Tell me how many lines in the entries below contain the word "root"; reply with the number and nothing else.

- **Extracted records**:

· · · ·

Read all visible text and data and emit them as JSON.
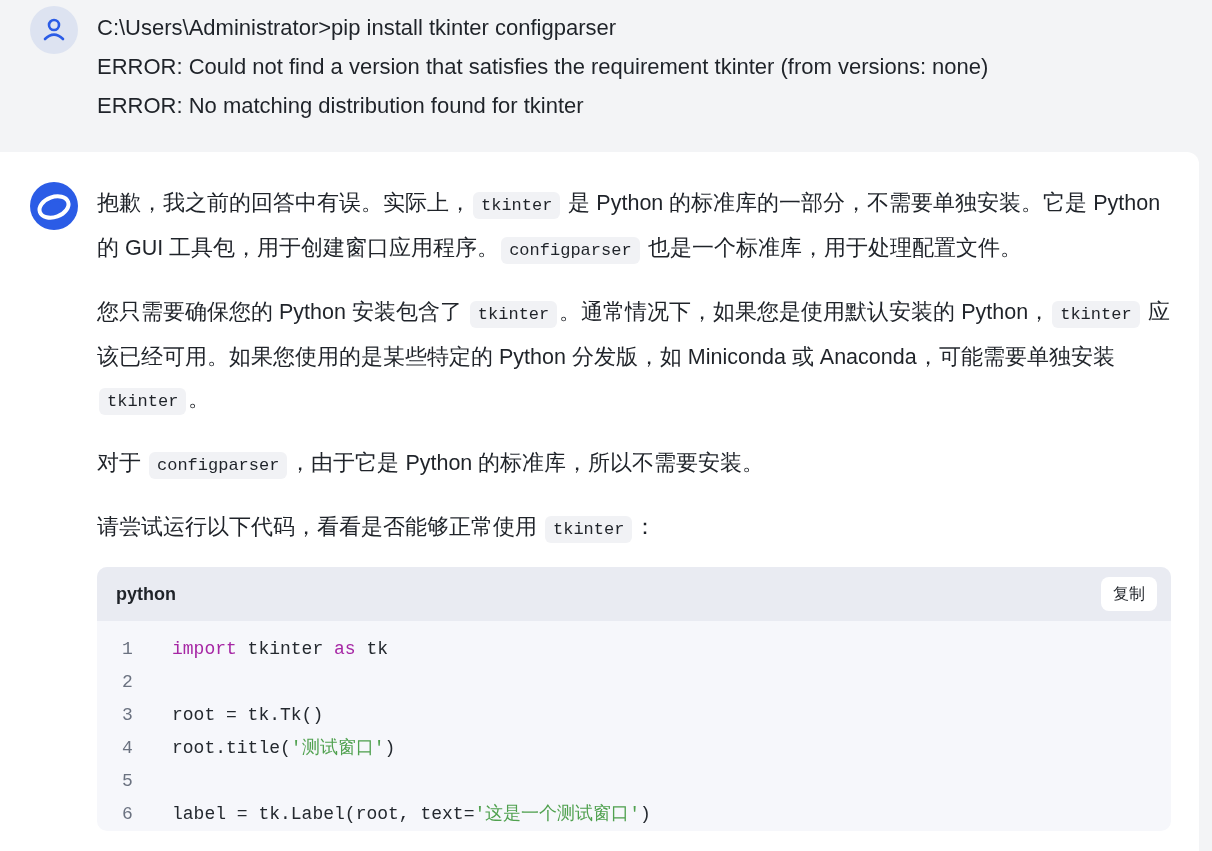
{
  "user_message": {
    "lines": [
      "C:\\Users\\Administrator>pip install tkinter configparser",
      "ERROR: Could not find a version that satisfies the requirement tkinter (from versions: none)",
      "ERROR: No matching distribution found for tkinter"
    ]
  },
  "assistant_message": {
    "paragraphs": [
      [
        {
          "kind": "text",
          "text": "抱歉，我之前的回答中有误。实际上，"
        },
        {
          "kind": "code",
          "text": "tkinter"
        },
        {
          "kind": "text",
          "text": " 是 Python 的标准库的一部分，不需要单独安装。它是 Python 的 GUI 工具包，用于创建窗口应用程序。"
        },
        {
          "kind": "code",
          "text": "configparser"
        },
        {
          "kind": "text",
          "text": " 也是一个标准库，用于处理配置文件。"
        }
      ],
      [
        {
          "kind": "text",
          "text": "您只需要确保您的 Python 安装包含了 "
        },
        {
          "kind": "code",
          "text": "tkinter"
        },
        {
          "kind": "text",
          "text": "。通常情况下，如果您是使用默认安装的 Python，"
        },
        {
          "kind": "code",
          "text": "tkinter"
        },
        {
          "kind": "text",
          "text": " 应该已经可用。如果您使用的是某些特定的 Python 分发版，如 Miniconda 或 Anaconda，可能需要单独安装 "
        },
        {
          "kind": "code",
          "text": "tkinter"
        },
        {
          "kind": "text",
          "text": "。"
        }
      ],
      [
        {
          "kind": "text",
          "text": "对于 "
        },
        {
          "kind": "code",
          "text": "configparser"
        },
        {
          "kind": "text",
          "text": "，由于它是 Python 的标准库，所以不需要安装。"
        }
      ],
      [
        {
          "kind": "text",
          "text": "请尝试运行以下代码，看看是否能够正常使用 "
        },
        {
          "kind": "code",
          "text": "tkinter"
        },
        {
          "kind": "text",
          "text": "："
        }
      ]
    ],
    "code_block": {
      "language": "python",
      "copy_button": "复制",
      "lines": [
        {
          "number": "1",
          "tokens": [
            {
              "kind": "keyword",
              "text": "import"
            },
            {
              "kind": "plain",
              "text": " tkinter "
            },
            {
              "kind": "keyword",
              "text": "as"
            },
            {
              "kind": "plain",
              "text": " tk"
            }
          ]
        },
        {
          "number": "2"
        },
        {
          "number": "3",
          "tokens": [
            {
              "kind": "plain",
              "text": "root = tk.Tk()"
            }
          ]
        },
        {
          "number": "4",
          "tokens": [
            {
              "kind": "plain",
              "text": "root.title("
            },
            {
              "kind": "string",
              "text": "'测试窗口'"
            },
            {
              "kind": "plain",
              "text": ")"
            }
          ]
        },
        {
          "number": "5"
        },
        {
          "number": "6",
          "tokens": [
            {
              "kind": "plain",
              "text": "label = tk.Label(root, text="
            },
            {
              "kind": "string",
              "text": "'这是一个测试窗口'"
            },
            {
              "kind": "plain",
              "text": ")"
            }
          ]
        }
      ]
    }
  }
}
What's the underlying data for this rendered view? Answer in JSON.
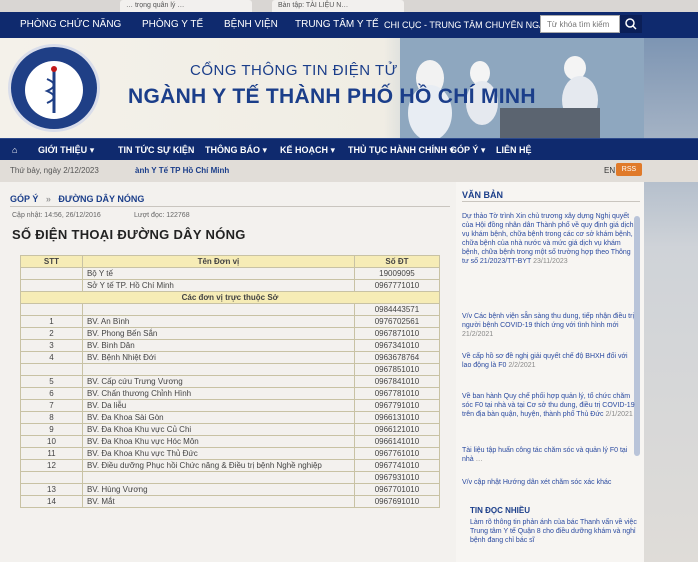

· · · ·

- **Result below**:
3